Unemployment

Unemployment


The rate of unemployment measures the percentage of people who are not in work, but who are available for and actively seeking work.

It is generally accepted that zero unemployment is unlikely, even when an economy is operating at full capacity. This is due to various factors such as availability of job information, skills and education and the degree of labour mobility. For this reason, a full rate of employment is generally considered to exist when unemployment is around 4% in an economy.

Short-term Trends


Unemployment_Feb_2018

Unemployment Rate %
Source:
CSO – Labour Force Survey

Long Term Trends
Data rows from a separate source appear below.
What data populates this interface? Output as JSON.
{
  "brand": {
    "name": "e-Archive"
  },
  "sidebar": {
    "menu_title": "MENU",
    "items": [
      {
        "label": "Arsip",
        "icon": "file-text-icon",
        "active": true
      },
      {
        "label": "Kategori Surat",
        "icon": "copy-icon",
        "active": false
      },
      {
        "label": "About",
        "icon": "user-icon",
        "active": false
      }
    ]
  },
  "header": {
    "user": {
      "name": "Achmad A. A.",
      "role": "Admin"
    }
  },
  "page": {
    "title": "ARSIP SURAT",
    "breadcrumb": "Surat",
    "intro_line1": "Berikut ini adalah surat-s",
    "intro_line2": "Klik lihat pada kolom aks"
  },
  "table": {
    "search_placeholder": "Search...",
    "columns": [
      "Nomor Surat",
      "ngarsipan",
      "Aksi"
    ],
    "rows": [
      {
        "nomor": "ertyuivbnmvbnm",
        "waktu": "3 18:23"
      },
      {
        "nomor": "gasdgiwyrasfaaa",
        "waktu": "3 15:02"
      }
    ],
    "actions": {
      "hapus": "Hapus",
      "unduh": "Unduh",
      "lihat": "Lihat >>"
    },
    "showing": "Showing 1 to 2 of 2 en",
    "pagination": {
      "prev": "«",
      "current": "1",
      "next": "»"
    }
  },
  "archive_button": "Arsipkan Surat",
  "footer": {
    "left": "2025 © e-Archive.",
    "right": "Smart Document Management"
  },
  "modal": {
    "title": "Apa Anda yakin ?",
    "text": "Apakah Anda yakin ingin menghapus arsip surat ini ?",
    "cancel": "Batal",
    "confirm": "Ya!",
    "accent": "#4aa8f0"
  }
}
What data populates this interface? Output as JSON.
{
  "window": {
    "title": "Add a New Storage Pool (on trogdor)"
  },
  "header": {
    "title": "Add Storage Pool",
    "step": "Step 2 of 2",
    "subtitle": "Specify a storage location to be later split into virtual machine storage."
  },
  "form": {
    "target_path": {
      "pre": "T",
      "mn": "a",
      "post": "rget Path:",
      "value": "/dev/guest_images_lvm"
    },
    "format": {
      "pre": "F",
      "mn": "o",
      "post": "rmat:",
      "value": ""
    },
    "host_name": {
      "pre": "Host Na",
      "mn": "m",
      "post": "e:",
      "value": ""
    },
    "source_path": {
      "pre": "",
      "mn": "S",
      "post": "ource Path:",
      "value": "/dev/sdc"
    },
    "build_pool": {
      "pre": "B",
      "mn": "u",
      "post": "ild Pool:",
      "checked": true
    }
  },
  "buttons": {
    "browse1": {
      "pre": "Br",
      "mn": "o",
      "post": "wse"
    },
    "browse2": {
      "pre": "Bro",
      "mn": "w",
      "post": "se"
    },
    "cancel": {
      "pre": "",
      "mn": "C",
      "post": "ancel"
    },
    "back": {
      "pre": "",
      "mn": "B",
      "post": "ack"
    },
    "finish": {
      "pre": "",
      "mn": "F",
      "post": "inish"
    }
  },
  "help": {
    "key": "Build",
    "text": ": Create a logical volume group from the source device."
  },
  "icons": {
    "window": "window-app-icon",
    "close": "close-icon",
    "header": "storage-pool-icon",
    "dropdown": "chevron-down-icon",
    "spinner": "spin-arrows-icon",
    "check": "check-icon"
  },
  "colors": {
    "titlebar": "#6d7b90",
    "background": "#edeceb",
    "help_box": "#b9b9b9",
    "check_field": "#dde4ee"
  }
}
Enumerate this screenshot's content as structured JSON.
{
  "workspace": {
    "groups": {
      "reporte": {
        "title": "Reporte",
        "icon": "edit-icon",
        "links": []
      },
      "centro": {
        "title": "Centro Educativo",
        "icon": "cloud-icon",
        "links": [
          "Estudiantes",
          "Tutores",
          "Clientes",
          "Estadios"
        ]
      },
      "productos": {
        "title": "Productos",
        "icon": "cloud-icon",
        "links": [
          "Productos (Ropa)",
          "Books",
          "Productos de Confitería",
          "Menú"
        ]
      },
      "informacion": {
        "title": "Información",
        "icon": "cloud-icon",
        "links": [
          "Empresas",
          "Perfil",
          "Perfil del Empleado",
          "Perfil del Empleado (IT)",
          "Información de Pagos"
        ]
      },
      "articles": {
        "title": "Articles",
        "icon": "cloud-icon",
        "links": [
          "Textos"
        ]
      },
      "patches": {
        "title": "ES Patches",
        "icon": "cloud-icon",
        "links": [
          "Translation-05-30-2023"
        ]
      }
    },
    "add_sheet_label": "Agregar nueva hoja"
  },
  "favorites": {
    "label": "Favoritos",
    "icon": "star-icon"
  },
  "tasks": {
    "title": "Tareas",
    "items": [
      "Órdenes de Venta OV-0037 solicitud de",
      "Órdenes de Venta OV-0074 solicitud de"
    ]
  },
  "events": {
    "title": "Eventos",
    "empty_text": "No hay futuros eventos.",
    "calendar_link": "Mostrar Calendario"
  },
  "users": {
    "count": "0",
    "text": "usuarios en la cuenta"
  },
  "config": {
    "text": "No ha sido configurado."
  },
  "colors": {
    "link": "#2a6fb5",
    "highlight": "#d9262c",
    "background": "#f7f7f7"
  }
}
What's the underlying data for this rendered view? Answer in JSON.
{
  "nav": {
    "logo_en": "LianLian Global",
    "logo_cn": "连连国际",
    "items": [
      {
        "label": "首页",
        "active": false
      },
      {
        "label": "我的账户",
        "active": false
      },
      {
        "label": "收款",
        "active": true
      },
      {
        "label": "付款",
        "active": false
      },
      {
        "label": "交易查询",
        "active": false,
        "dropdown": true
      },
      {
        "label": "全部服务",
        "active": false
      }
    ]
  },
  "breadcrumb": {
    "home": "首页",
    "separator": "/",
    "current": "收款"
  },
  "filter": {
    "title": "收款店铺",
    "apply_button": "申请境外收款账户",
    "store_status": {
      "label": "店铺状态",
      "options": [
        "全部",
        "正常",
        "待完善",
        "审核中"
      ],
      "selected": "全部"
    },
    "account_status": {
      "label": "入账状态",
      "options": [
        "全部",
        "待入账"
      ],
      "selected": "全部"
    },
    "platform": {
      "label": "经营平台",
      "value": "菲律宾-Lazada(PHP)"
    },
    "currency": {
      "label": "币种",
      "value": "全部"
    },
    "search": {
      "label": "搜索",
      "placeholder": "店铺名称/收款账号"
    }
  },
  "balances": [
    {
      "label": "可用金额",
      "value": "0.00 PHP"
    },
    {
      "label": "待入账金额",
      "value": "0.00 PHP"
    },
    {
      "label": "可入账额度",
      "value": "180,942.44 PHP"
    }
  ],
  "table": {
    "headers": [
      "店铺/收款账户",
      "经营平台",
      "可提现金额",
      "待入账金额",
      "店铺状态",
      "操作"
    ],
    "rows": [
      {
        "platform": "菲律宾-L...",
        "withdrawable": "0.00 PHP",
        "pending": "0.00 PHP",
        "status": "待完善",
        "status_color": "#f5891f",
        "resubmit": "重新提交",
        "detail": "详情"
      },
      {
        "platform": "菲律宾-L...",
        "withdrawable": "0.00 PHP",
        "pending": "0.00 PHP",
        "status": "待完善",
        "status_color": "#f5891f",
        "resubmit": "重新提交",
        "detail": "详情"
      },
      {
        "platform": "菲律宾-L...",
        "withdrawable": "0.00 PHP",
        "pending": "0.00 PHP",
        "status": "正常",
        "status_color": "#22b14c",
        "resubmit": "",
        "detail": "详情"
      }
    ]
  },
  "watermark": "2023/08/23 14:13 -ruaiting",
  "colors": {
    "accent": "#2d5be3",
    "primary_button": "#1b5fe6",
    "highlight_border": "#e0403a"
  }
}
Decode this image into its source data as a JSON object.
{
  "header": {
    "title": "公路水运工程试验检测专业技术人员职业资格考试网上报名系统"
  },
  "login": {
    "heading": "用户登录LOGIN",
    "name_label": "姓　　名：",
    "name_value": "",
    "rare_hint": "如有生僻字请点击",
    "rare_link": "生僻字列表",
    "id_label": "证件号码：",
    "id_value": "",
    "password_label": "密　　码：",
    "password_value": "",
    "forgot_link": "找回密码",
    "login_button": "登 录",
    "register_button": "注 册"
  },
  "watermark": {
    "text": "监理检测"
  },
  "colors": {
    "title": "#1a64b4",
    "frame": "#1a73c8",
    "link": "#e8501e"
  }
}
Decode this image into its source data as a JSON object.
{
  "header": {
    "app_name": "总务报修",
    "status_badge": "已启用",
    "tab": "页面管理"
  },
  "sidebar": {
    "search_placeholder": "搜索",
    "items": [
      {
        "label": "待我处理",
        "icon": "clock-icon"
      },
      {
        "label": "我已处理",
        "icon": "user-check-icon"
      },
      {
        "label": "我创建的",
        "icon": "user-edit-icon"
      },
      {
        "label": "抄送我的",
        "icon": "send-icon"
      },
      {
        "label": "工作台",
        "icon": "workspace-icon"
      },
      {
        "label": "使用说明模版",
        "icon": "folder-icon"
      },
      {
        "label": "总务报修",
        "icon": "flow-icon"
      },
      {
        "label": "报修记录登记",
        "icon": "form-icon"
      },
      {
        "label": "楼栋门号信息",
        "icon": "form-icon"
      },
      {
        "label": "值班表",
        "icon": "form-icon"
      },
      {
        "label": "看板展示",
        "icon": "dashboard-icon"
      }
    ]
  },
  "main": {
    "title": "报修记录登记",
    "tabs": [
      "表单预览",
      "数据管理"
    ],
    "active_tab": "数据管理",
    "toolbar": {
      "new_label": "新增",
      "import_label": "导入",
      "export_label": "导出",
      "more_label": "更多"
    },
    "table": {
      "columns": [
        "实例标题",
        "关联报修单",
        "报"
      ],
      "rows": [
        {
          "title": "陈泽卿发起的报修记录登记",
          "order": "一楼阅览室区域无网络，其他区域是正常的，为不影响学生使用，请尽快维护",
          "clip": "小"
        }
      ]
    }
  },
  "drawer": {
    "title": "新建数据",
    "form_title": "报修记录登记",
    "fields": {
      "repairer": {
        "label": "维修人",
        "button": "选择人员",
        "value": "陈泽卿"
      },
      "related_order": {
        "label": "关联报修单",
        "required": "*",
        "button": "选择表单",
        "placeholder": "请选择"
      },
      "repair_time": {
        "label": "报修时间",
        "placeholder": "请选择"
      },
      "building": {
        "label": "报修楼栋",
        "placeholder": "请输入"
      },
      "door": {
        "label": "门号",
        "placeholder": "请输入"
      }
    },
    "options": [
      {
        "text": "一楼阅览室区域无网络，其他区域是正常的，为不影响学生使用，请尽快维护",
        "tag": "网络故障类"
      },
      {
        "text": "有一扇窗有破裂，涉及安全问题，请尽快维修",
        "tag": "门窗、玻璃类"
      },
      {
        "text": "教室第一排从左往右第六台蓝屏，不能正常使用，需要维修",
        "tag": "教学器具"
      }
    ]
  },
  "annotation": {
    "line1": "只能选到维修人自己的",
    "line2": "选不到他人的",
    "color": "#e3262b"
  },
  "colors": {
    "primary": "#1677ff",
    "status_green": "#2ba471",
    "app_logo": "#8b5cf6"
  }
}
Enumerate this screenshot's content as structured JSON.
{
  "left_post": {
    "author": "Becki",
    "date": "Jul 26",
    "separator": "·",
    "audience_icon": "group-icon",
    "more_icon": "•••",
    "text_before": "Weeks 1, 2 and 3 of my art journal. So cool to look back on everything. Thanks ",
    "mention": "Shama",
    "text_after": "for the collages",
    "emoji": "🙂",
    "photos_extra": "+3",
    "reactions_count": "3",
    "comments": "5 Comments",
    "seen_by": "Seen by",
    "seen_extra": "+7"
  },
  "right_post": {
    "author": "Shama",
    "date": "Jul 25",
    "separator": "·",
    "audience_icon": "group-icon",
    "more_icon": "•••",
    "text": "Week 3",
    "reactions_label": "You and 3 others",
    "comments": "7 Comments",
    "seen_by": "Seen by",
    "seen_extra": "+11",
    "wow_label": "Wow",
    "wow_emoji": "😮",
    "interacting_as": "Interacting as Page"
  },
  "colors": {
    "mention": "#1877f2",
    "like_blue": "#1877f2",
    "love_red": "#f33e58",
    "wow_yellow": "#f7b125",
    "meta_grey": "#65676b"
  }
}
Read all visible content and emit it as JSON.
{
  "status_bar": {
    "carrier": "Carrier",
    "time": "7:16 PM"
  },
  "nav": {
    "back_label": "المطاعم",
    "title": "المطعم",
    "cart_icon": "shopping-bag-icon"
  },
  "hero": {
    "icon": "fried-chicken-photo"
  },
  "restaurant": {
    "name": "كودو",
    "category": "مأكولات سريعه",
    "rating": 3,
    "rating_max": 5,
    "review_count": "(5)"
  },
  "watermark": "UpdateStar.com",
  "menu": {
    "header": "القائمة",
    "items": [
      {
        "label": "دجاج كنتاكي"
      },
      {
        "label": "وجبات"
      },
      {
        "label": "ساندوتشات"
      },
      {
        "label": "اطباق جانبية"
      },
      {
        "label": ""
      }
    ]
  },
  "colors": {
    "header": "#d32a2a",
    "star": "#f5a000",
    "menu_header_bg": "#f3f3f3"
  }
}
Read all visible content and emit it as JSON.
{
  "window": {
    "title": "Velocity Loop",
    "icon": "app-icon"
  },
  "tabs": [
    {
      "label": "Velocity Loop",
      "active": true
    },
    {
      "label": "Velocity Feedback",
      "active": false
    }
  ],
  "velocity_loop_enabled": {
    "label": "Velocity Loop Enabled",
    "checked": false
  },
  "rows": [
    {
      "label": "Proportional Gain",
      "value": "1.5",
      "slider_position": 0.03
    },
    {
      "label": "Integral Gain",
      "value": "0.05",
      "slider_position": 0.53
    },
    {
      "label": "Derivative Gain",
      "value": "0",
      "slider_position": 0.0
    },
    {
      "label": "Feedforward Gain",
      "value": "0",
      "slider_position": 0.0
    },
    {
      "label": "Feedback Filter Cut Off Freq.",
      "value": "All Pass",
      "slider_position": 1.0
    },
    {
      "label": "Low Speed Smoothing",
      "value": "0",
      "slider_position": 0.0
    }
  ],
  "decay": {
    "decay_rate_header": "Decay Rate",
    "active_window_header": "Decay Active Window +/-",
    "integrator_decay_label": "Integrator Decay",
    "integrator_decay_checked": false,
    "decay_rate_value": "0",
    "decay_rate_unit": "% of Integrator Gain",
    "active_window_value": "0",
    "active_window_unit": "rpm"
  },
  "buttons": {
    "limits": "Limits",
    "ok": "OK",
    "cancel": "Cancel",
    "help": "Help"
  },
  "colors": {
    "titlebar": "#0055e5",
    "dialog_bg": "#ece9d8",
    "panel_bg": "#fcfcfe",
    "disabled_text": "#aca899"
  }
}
The Irish economy has gone through significant structural change since 2008. This is particularly reflected in the employment numbers in the economy. The number of persons in employment has now surpassed its previous peak recorded in Q1 2008, reaching 2.23 million as of Q4 2017. The latest figures available show that the seasonally adjusted unemployment rate for the EU-28 for January 2018 was 7.3% compared to seasonally adjusted monthly unemployment rate of 6.2% for Ireland for the same period.

unemployment_2016_2

Source: Statistical Yearbook of Ireland 2016